2 IMPLEMENT PHYSICAL SECURITY
Since insider threats also include a physical approach, you must also provide physical security to prevent this. Hire people you trust to follow the strict security instructions you have provided. Brief them to inspect all persons entering the premises and check for any suspicious items or devices. Be sure to secure all rooms containing crucial business data.
3 PROTECT THE ORGANIZATION’S DEVICES, SOFTWARE AND APPLICATIONS.
Companies use software, applications, cloud storage, email providers and more to run a business. Without that, it’s impossible to run an organization, no matter how small or large. Therefore, implement updates when necessary and use security software such as redborder to protect data.
Below is a list of the software you need to protect the organization:
– Endpoint protection system
– Spam filter
– Web filter
– Encryption software
– Password management and two-factor authentication
– Data loss prevention
-Enable Exchange server mailbox journaling
4 MONITOR ACCESS FROM ALL ENDPOINTS, INCLUDING MOBILE DEVICES.
Always configure wireless intrusion and prevention systems to ensure security. Also, check if employees need to have remote access on their devices.
5 SECURE A BACKUP AND RECOVERY PLAN FOR INSURANCE.
Create a system that needs a backup and recovery plan. The backup system should be implemented at least once a month to maintain a copy of the most recent data. Be sure to test a recovery plan.
6 PROTECT ACCESS FOR FORMER EMPLOYEES
When terminating an employee, make sure they relinquish all access and identification they have to the company. You can protect the company by working out a legal form for termination procedures. Also, make it a habit to change all access, such as passwords and usernames, so that they cannot access any of the company’s accounts.
7 LOOKING AT DATA IN THE CLOUD
Since most companies use the cloud to store valuable data, many attacks target it. However, cloud services try to ensure security, but, of course, not all of them can meet a company’s expectations.
When choosing a cloud provider, make sure that the security policies are good enough to protect data. Also, check data regularly for strange activity or changes.
8 RESPOND IMMEDIATELY TO SUSPICIOUS ACTIVITY
Make sure that if there are suspicious activities or behaviors in the system, it should immediately alert the IT department on all channels. With the redborder technology in User Behavior Analytics, you can detect risky movements in the system.
9 USE SECURITY INFORMATION AND EVENT MANAGEMENT SYSTEM (SIEM)
Monitor all login activities for years and every change that is implemented using SIEM. You can manage all logs and change software that provides visibility across the enterprise.

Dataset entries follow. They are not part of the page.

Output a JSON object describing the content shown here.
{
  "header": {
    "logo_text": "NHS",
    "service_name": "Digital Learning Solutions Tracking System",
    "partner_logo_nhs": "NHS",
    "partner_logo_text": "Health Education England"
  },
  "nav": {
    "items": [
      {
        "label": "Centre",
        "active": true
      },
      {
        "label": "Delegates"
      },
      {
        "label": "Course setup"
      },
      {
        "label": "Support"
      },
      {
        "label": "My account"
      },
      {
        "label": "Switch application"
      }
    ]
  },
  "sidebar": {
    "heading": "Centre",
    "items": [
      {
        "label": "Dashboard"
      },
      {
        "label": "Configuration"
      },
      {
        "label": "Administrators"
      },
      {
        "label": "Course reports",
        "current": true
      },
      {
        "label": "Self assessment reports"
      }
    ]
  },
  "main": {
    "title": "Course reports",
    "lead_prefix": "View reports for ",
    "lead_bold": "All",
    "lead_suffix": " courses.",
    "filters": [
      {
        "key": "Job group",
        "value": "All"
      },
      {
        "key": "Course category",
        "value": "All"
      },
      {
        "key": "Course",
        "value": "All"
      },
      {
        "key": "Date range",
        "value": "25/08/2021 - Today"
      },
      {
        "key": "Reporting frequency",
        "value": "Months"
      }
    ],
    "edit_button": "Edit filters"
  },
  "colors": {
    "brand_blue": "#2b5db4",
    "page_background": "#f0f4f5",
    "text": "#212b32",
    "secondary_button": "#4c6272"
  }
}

10 PROVIDE SEPARATE ACCESS BASED ON TASKS OR ROLES
Be sure to provide different access to employees based on their job or role in the enterprise. Separate access will ensure that not all employees can access your valuable data. They can only be limited to their tasks. Also, create different accounts for administrative and non-administrative activities.
11 SECURES ALL DESKTOPS

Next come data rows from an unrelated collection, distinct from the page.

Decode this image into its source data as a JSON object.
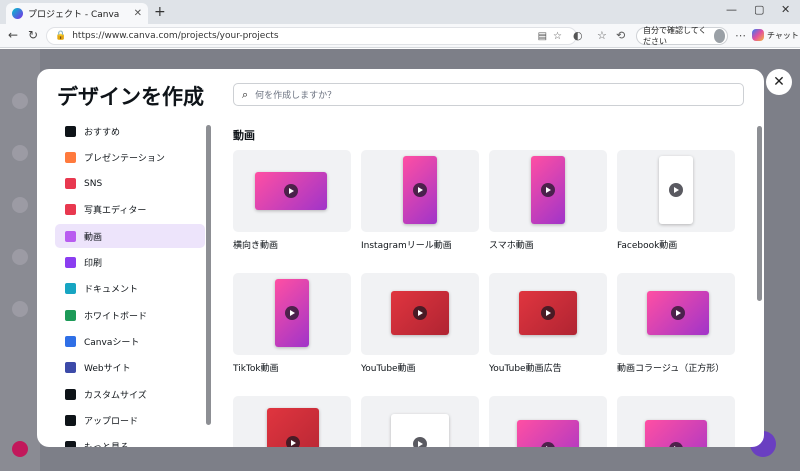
{
  "browser": {
    "tab_title": "プロジェクト - Canva",
    "url": "https://www.canva.com/projects/your-projects",
    "profile_label": "自分で確認してください",
    "copilot_label": "チャット"
  },
  "modal": {
    "title": "デザインを作成",
    "search_placeholder": "何を作成しますか？",
    "section_title": "動画",
    "sidebar": [
      {
        "label": "おすすめ",
        "color": "#0e1318"
      },
      {
        "label": "プレゼンテーション",
        "color": "#ff7a3d"
      },
      {
        "label": "SNS",
        "color": "#e8384f"
      },
      {
        "label": "写真エディター",
        "color": "#e8384f"
      },
      {
        "label": "動画",
        "color": "#b85cf0"
      },
      {
        "label": "印刷",
        "color": "#8b3df0"
      },
      {
        "label": "ドキュメント",
        "color": "#17a5c2"
      },
      {
        "label": "ホワイトボード",
        "color": "#1d9a58"
      },
      {
        "label": "Canvaシート",
        "color": "#2f6fe6"
      },
      {
        "label": "Webサイト",
        "color": "#3c4aa8"
      },
      {
        "label": "カスタムサイズ",
        "color": "#0e1318"
      },
      {
        "label": "アップロード",
        "color": "#0e1318"
      },
      {
        "label": "もっと見る",
        "color": "#0e1318"
      }
    ],
    "cards": [
      {
        "label": "横向き動画"
      },
      {
        "label": "Instagramリール動画"
      },
      {
        "label": "スマホ動画"
      },
      {
        "label": "Facebook動画"
      },
      {
        "label": "TikTok動画"
      },
      {
        "label": "YouTube動画"
      },
      {
        "label": "YouTube動画広告"
      },
      {
        "label": "動画コラージュ（正方形）"
      },
      {
        "label": ""
      },
      {
        "label": ""
      },
      {
        "label": ""
      },
      {
        "label": ""
      }
    ]
  }
}
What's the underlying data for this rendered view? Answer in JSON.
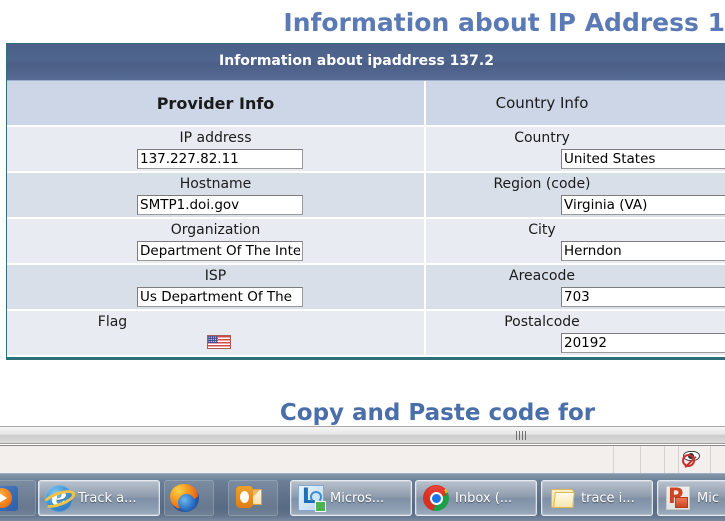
{
  "page": {
    "title": "Information about IP Address 1",
    "subheading": "Copy and Paste code for"
  },
  "table": {
    "header": "Information about ipaddress 137.2",
    "columns": [
      {
        "title": "Provider Info",
        "fields": [
          {
            "label": "IP address",
            "value": "137.227.82.11"
          },
          {
            "label": "Hostname",
            "value": "SMTP1.doi.gov"
          },
          {
            "label": "Organization",
            "value": "Department Of The Inte"
          },
          {
            "label": "ISP",
            "value": "Us Department Of The "
          },
          {
            "label": "Flag",
            "value": "",
            "icon": "us-flag-icon"
          }
        ]
      },
      {
        "title": "Country Info",
        "fields": [
          {
            "label": "Country",
            "value": "United States"
          },
          {
            "label": "Region (code)",
            "value": "Virginia (VA)"
          },
          {
            "label": "City",
            "value": "Herndon"
          },
          {
            "label": "Areacode",
            "value": "703"
          },
          {
            "label": "Postalcode",
            "value": "20192"
          }
        ]
      }
    ]
  },
  "taskbar": {
    "items": [
      {
        "name": "media-player",
        "icon": "media-player-icon",
        "label": "",
        "state": "pinned"
      },
      {
        "name": "internet-explorer",
        "icon": "internet-explorer-icon",
        "label": "Track a...",
        "state": "active"
      },
      {
        "name": "firefox",
        "icon": "firefox-icon",
        "label": "",
        "state": "pinned"
      },
      {
        "name": "outlook",
        "icon": "outlook-icon",
        "label": "",
        "state": "pinned"
      },
      {
        "name": "lync",
        "icon": "lync-icon",
        "label": "Micros...",
        "state": "active"
      },
      {
        "name": "chrome",
        "icon": "chrome-icon",
        "label": "Inbox (...",
        "state": "active"
      },
      {
        "name": "explorer-folder",
        "icon": "folder-icon",
        "label": "trace i...",
        "state": "active"
      },
      {
        "name": "powerpoint",
        "icon": "powerpoint-icon",
        "label": "Mic",
        "state": "active"
      }
    ]
  },
  "colors": {
    "page_title": "#5b7ab5",
    "table_header_bg": "#4b6089",
    "table_border": "#2f6f7a",
    "col_title_bg": "#ccd6e6",
    "row_odd": "#e8ebf1",
    "row_even": "#d9dfe9",
    "taskbar": "#5e7189"
  }
}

You can take advantage of services that can lock down employee desktops and some applications to prevent access to organizational data. Not all employees are responsible for their settings.
12 INSTALL FIREWALL PROTECTION
Protect the server with firewall protection. It will ensure that no one can eavesdrop on data being transferred in and out of the server.
13 CREATE A SECURITY POLICY
Create and implement a detailed security policy to verify that employees are aware of it. Include descriptions of what data should not be shared and a policy on what to do to employees who violate the policy.
Now that you have an idea about insider threats, what the known attacks are and how to prevent them, it’s time to implement all of the above ways to protect the organization’s crucial data. Although these preventative measures are not 100% effective, it is better to practice everything than to lose your data and ultimately your business.